*What to produce*
All of the data that follows is to be printed exactly, without pictures.

------------------------

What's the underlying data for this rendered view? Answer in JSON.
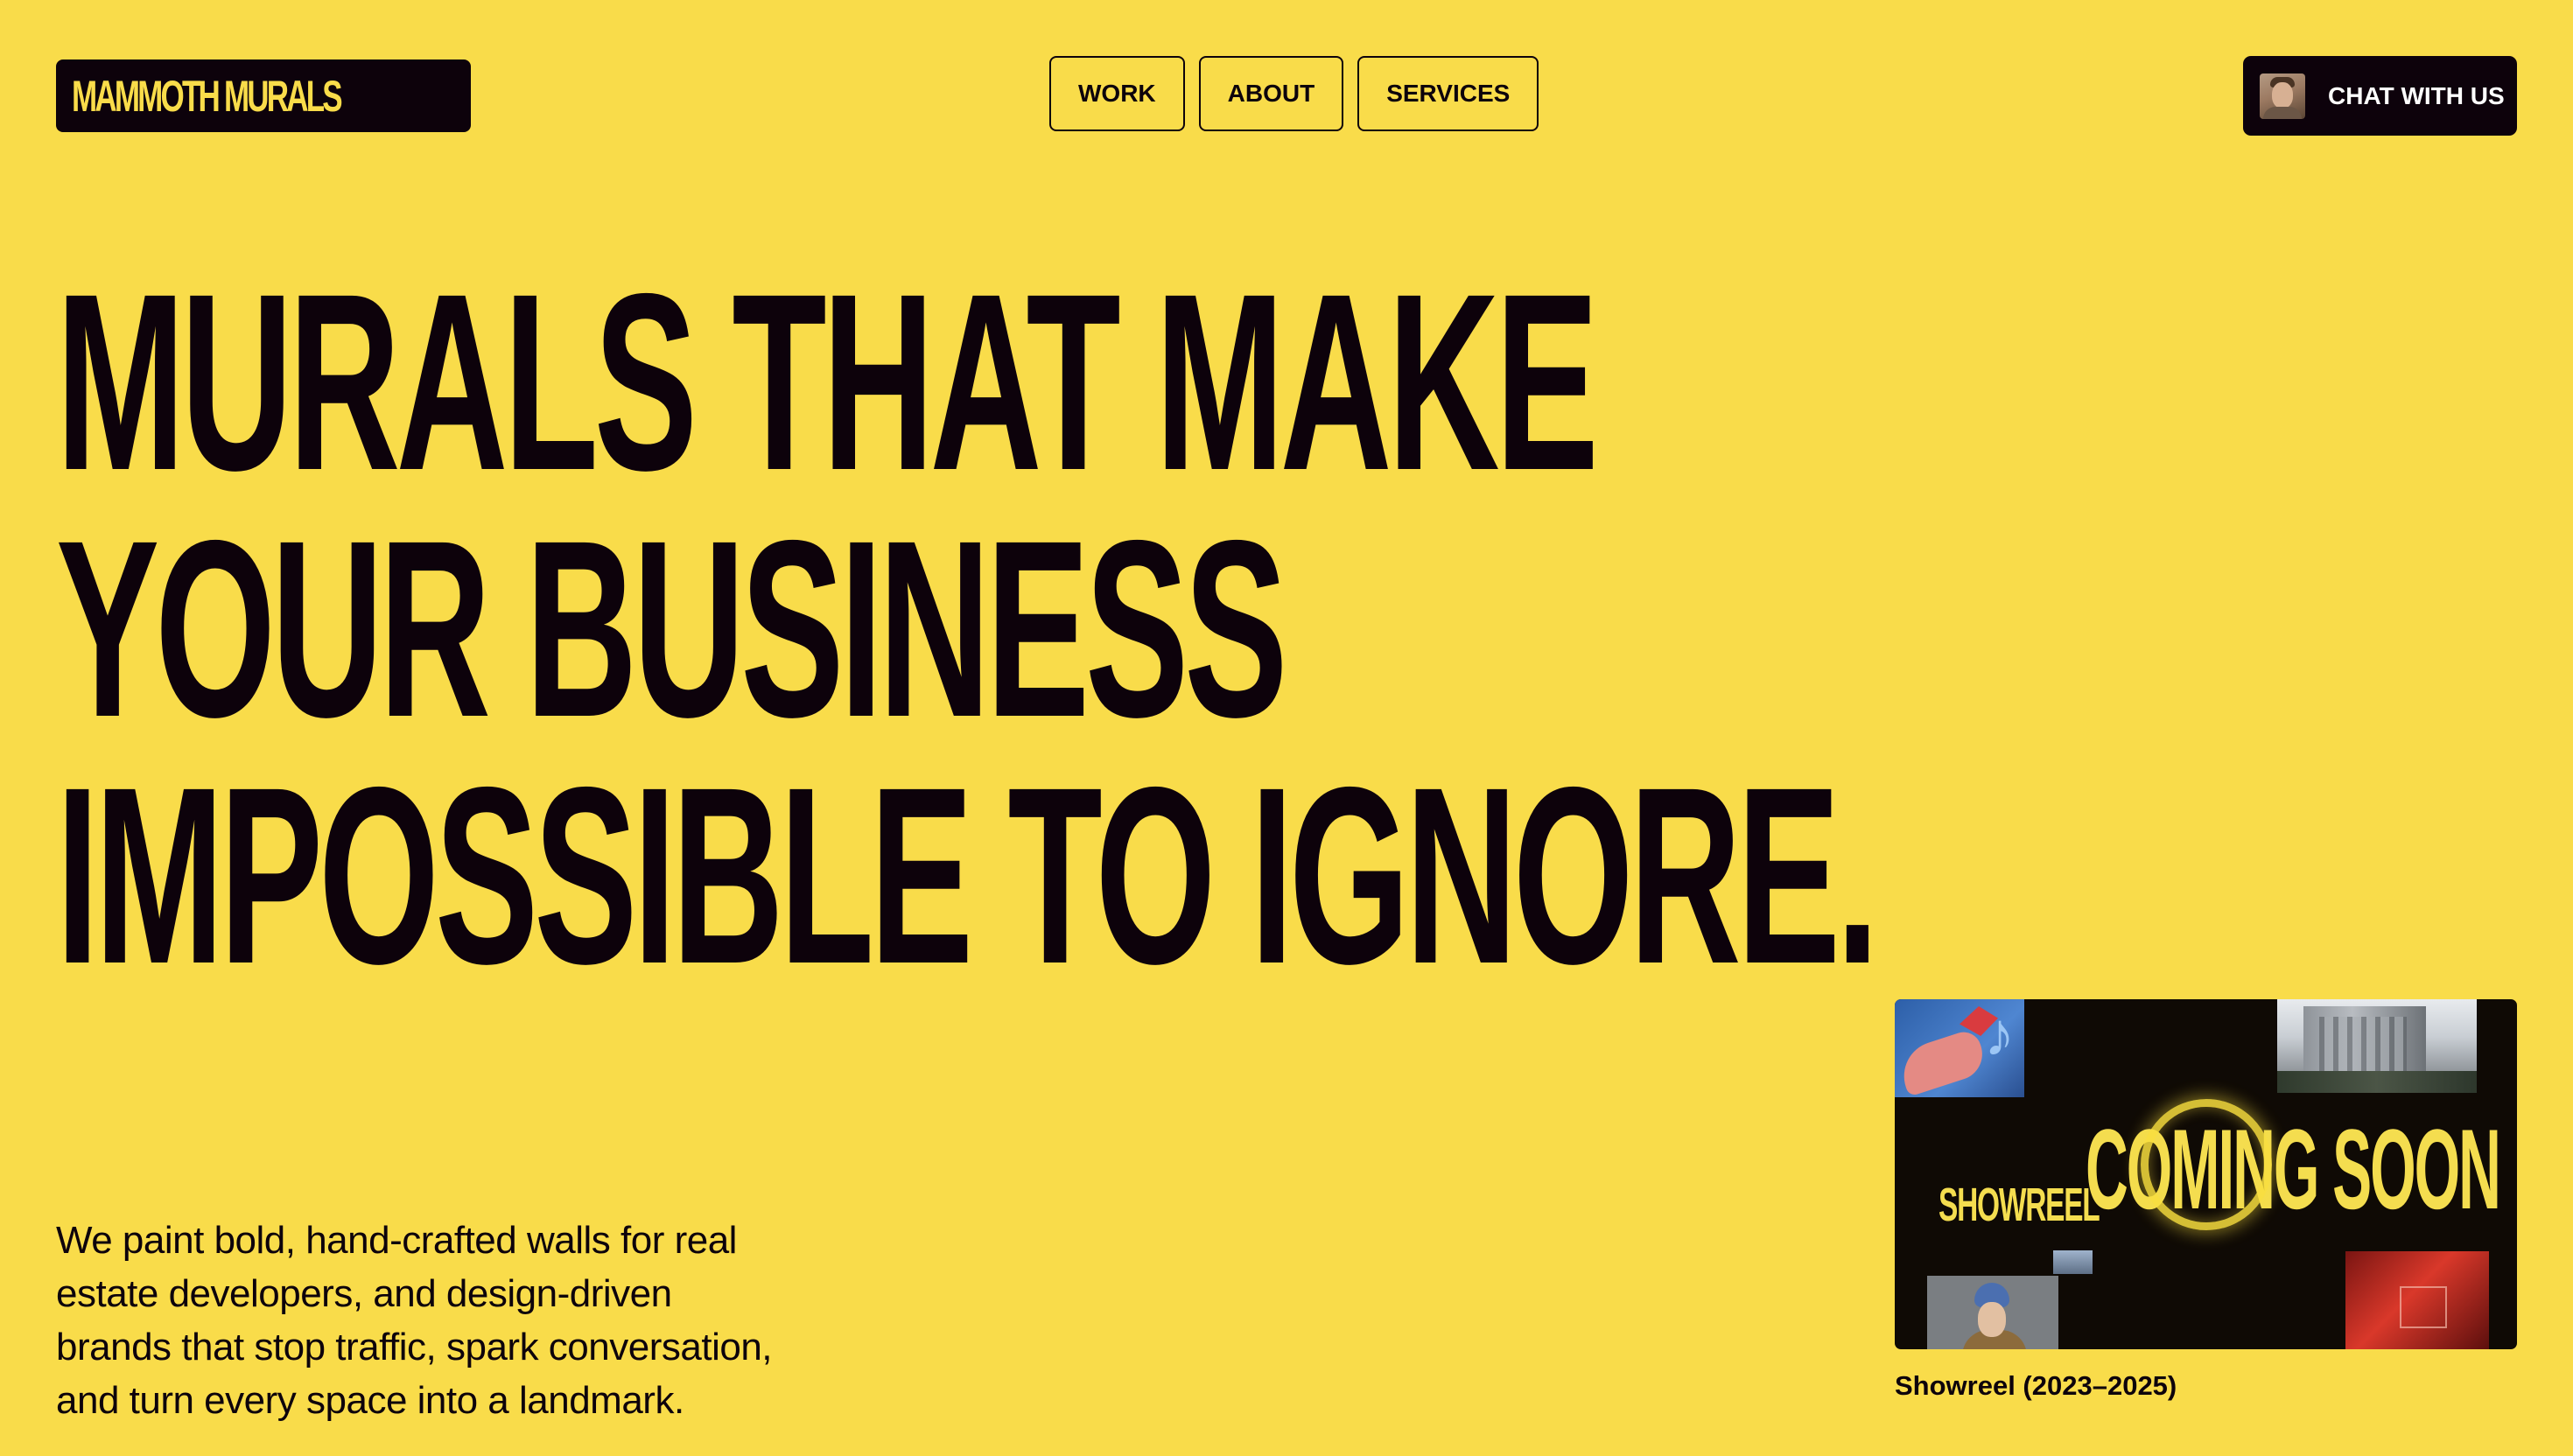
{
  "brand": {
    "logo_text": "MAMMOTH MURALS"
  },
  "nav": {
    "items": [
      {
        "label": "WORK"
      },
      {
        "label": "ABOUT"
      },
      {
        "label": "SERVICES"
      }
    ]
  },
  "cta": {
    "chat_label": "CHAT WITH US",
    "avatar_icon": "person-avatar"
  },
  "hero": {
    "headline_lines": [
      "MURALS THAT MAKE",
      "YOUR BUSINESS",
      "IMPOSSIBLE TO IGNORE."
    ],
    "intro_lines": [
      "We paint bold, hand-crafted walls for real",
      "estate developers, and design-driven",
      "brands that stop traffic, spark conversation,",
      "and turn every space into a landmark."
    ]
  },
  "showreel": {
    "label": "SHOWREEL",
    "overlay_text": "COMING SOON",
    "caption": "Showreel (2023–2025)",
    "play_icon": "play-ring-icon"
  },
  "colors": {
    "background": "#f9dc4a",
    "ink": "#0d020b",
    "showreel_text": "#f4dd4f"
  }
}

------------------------

*Final answer*
What's the underlying data for this rendered view? Answer in JSON.
{
  "brand": {
    "logo_text": "MAMMOTH MURALS"
  },
  "nav": {
    "items": [
      {
        "label": "WORK"
      },
      {
        "label": "ABOUT"
      },
      {
        "label": "SERVICES"
      }
    ]
  },
  "cta": {
    "chat_label": "CHAT WITH US",
    "avatar_icon": "person-avatar"
  },
  "hero": {
    "headline_lines": [
      "MURALS THAT MAKE",
      "YOUR BUSINESS",
      "IMPOSSIBLE TO IGNORE."
    ],
    "intro_lines": [
      "We paint bold, hand-crafted walls for real",
      "estate developers, and design-driven",
      "brands that stop traffic, spark conversation,",
      "and turn every space into a landmark."
    ]
  },
  "showreel": {
    "label": "SHOWREEL",
    "overlay_text": "COMING SOON",
    "caption": "Showreel (2023–2025)",
    "play_icon": "play-ring-icon"
  },
  "colors": {
    "background": "#f9dc4a",
    "ink": "#0d020b",
    "showreel_text": "#f4dd4f"
  }
}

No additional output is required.